Back in the late 60s and 70s, around the time the term "rip-off" entered the vernacular, Ralph Nader spearheaded the movement that put into place many of the consumer protection laws and policies that still survive today.
One of these was the requirement for "unit pricing"- indicating on the grocery shelf price tag the per unit cost of the packaged item in ounces, pounds, etc.
This was enacted to enable consumers to easily determine the cost of a product, since some manufacturers used deceptive packaging to trick purchasers. That 99-cent sale item, for example, might contain only 28 ounces of a product in a box designed to look identical to the 32 ounce box next to it. Divide the price by the number of ounces, however, and you'd discover the "sale" item actually cost several cents more per ounce.
I believe people either have forgotten about unit pricing or have never learned how to use it. Couple that with the almost universal assumption that the larger the package, the lower the unit cost, and it appears companies are again taking advantage of consumers.
Last night I ran out to buy cat litter. I usually get the largest container I can, since our inside feline apparently has the digestive system characteristics of a zebra-noshing wild cat from the Serengeti. Out of habit, I looked at the unit cost of the big containers positioned at eye level- 2.9 cents per ounce- then glanced down at the smaller containers on the shelves near the floor- 2.3 cents per ounce.

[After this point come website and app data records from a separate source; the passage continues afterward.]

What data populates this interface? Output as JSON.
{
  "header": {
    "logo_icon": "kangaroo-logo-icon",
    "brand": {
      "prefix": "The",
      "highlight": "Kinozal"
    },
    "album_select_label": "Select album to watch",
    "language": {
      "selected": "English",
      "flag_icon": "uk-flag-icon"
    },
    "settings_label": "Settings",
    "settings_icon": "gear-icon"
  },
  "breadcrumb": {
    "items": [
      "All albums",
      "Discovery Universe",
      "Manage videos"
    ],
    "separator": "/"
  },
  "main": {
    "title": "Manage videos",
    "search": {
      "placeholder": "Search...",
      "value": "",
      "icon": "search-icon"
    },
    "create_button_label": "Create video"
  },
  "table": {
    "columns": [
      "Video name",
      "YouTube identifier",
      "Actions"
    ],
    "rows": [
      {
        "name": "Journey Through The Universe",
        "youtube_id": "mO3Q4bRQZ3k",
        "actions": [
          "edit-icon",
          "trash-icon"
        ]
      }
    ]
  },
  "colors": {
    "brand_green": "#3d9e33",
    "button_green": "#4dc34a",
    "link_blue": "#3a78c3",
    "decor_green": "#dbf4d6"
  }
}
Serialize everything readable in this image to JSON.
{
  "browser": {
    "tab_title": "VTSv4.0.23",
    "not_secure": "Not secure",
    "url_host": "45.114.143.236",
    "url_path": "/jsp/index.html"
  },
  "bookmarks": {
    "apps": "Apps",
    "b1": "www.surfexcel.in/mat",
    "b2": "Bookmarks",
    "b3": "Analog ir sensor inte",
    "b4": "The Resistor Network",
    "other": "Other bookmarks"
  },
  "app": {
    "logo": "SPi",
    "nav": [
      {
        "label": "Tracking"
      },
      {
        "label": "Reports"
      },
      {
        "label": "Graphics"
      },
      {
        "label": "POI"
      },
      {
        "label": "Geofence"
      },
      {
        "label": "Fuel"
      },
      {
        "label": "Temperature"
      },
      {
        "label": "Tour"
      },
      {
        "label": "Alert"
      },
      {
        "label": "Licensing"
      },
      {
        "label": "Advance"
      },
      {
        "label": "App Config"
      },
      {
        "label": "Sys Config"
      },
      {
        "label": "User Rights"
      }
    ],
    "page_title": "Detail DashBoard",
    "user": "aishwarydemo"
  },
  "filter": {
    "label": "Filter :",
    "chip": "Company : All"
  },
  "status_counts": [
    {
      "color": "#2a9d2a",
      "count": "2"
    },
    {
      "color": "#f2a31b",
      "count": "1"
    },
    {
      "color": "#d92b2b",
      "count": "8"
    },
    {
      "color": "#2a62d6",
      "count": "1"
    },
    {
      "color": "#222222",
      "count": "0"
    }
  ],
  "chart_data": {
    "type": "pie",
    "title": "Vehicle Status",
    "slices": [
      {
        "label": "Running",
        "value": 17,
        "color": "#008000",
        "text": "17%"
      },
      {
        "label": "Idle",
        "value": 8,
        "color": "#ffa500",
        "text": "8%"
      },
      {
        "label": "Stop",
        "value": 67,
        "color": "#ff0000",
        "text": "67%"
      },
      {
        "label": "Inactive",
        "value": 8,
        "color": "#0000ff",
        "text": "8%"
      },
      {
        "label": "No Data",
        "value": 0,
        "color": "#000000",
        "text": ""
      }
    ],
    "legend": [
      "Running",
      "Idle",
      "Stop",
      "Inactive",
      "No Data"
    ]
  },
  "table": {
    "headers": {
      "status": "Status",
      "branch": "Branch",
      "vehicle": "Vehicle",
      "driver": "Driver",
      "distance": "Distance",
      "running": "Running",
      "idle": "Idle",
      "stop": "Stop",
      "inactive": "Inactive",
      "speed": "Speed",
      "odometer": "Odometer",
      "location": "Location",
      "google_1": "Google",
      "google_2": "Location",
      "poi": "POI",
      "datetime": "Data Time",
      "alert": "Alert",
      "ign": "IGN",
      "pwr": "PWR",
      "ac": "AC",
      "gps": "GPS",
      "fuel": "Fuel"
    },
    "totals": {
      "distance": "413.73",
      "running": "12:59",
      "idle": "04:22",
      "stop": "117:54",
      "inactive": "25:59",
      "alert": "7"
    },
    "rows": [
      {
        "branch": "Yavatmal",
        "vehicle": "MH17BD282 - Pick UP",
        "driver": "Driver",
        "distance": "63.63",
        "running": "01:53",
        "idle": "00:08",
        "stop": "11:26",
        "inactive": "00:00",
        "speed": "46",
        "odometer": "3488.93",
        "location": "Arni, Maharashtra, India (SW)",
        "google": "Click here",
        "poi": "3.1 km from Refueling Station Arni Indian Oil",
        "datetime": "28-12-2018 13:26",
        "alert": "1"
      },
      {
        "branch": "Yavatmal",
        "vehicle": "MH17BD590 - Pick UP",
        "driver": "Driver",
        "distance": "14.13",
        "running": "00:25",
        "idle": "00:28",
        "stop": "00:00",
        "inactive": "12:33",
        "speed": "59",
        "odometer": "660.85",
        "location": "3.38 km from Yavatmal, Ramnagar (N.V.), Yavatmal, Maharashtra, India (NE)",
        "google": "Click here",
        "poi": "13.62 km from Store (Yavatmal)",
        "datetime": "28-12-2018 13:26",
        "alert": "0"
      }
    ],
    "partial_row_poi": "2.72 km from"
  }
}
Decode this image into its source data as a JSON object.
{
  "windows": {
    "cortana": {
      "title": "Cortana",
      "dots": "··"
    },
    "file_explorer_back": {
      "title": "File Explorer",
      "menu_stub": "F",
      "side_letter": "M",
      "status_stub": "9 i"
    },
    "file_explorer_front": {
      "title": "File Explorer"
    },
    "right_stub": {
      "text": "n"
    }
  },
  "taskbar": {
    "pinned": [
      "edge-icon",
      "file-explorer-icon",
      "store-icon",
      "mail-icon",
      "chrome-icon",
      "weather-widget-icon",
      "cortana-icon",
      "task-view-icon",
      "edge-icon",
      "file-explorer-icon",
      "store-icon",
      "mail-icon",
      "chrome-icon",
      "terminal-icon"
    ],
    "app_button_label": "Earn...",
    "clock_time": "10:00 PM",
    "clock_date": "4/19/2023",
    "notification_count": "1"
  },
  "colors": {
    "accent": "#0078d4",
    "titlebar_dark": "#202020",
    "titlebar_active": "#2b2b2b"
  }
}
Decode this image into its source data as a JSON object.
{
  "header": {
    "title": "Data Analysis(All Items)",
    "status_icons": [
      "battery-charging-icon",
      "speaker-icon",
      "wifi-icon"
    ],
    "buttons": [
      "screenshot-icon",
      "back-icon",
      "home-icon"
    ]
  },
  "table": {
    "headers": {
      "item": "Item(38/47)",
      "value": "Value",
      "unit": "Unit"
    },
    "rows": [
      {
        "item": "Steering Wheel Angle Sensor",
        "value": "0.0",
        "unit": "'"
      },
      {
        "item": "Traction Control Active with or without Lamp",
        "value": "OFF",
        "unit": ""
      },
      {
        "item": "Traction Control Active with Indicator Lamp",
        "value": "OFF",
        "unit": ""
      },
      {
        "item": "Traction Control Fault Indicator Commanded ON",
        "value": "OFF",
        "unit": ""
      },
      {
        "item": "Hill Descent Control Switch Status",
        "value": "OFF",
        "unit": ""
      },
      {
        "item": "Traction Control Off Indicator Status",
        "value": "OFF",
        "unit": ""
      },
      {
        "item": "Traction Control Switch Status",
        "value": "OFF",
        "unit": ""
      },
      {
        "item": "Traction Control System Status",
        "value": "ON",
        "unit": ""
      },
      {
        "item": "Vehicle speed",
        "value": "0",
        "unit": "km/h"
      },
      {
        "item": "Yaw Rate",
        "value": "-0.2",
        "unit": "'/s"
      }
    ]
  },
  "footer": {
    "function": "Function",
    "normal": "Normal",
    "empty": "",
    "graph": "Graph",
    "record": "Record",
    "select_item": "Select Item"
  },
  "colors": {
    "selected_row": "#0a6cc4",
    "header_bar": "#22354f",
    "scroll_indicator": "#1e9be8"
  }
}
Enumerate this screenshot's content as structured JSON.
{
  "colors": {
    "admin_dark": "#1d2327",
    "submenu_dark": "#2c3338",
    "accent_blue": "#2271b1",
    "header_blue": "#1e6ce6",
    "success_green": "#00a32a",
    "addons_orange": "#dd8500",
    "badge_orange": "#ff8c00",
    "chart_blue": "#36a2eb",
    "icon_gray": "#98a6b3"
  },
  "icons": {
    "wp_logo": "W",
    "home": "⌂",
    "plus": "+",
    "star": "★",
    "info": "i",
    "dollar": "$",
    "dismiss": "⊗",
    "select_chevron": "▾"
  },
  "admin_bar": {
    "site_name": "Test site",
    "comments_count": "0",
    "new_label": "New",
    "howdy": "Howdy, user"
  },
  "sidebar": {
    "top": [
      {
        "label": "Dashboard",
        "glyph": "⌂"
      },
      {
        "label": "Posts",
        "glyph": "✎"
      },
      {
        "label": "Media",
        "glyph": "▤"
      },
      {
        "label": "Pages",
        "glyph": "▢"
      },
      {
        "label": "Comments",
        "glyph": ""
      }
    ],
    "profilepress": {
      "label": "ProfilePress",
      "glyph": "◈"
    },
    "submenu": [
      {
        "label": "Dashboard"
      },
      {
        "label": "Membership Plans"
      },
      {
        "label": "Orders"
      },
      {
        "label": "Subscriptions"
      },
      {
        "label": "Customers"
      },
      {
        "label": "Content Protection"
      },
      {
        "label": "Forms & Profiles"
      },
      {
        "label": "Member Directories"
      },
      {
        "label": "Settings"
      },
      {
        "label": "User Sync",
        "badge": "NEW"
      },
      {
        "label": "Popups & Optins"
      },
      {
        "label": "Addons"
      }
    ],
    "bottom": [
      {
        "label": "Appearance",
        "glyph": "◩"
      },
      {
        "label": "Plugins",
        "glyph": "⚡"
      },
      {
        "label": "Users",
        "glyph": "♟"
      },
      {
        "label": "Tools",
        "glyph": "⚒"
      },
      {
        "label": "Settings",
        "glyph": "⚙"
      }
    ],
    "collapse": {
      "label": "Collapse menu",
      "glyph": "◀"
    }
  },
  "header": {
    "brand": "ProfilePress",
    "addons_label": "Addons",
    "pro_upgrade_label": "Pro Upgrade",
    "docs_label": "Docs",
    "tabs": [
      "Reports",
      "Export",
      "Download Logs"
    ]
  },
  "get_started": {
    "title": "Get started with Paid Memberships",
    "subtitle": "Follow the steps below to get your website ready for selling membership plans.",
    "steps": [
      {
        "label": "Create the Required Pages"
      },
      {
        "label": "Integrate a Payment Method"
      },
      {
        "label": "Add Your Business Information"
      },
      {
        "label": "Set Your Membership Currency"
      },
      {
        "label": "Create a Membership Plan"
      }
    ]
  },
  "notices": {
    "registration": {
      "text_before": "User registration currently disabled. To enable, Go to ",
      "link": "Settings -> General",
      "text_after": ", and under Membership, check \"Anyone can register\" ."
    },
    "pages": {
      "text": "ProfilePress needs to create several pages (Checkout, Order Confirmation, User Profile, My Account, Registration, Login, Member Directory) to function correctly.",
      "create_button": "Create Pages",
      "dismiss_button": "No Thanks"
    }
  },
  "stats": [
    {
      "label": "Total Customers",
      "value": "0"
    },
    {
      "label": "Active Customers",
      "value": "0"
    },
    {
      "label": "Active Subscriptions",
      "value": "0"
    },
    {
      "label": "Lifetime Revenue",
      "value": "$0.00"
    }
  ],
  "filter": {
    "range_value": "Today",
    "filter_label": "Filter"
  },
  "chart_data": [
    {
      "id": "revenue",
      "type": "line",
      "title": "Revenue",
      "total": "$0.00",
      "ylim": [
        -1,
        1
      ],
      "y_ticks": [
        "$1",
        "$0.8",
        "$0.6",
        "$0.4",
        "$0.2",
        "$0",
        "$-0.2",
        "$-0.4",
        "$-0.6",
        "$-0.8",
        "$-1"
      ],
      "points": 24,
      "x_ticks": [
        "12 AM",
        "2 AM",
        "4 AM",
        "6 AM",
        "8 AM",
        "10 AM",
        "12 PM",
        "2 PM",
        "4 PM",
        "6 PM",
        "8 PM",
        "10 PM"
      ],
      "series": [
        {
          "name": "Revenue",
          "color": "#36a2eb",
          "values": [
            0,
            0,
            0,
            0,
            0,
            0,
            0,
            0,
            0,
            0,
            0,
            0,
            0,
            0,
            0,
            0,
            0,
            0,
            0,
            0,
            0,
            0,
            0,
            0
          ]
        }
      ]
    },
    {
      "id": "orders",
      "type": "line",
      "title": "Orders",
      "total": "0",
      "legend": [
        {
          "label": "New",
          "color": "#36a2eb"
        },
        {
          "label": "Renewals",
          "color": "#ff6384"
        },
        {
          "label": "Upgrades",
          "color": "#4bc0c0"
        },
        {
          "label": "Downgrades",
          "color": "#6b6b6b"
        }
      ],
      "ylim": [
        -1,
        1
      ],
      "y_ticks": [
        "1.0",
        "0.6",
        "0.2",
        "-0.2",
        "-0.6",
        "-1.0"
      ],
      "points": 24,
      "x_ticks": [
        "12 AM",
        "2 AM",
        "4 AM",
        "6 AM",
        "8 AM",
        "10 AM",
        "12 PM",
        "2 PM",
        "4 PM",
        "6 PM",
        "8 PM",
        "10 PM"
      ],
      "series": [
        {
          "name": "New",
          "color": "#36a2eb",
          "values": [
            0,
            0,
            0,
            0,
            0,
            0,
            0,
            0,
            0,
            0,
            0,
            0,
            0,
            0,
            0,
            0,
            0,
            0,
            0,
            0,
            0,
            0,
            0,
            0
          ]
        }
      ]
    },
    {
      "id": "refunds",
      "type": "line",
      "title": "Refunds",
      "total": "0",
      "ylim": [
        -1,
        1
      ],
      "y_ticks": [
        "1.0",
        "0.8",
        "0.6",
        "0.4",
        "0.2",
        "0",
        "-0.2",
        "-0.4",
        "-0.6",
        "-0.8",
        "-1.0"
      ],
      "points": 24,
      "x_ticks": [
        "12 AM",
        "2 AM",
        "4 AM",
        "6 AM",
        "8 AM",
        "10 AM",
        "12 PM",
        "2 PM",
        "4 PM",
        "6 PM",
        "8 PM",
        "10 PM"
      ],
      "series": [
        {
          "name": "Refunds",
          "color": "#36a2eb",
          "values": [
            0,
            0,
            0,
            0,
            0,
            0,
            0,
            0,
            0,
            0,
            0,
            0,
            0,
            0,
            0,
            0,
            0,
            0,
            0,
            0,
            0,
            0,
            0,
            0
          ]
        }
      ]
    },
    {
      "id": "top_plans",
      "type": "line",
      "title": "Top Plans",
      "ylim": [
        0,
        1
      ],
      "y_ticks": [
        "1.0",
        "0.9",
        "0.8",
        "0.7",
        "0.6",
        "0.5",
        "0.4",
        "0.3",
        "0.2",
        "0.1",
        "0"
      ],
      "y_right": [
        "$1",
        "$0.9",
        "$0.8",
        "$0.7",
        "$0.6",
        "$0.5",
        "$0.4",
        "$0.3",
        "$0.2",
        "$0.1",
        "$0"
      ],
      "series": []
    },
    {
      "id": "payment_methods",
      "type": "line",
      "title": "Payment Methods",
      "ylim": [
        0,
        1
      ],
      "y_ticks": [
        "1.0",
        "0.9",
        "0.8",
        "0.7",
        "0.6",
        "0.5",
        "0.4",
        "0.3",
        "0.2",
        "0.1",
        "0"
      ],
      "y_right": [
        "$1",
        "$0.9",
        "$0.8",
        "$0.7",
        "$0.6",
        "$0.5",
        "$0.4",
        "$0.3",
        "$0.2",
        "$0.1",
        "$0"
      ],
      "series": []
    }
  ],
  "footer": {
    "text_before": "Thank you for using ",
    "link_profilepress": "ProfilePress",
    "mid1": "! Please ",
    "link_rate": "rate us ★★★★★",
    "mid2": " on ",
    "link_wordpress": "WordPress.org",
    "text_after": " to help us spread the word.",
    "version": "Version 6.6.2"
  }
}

Curious, I looked at a number of other items and was surprised to find that about a third of the time, the unit price of the smaller package of an item was actually cheaper than the "large economy" version.
I suspect this isn't unique to the Pittsburgh market. Companies are taking advantage of shoppers' mathematical illiteracy and lack of shopping skills.
Keep your eyes open the next time you're in the supermarket, and do the comparisons yourself. I think you may be surprised at what you find.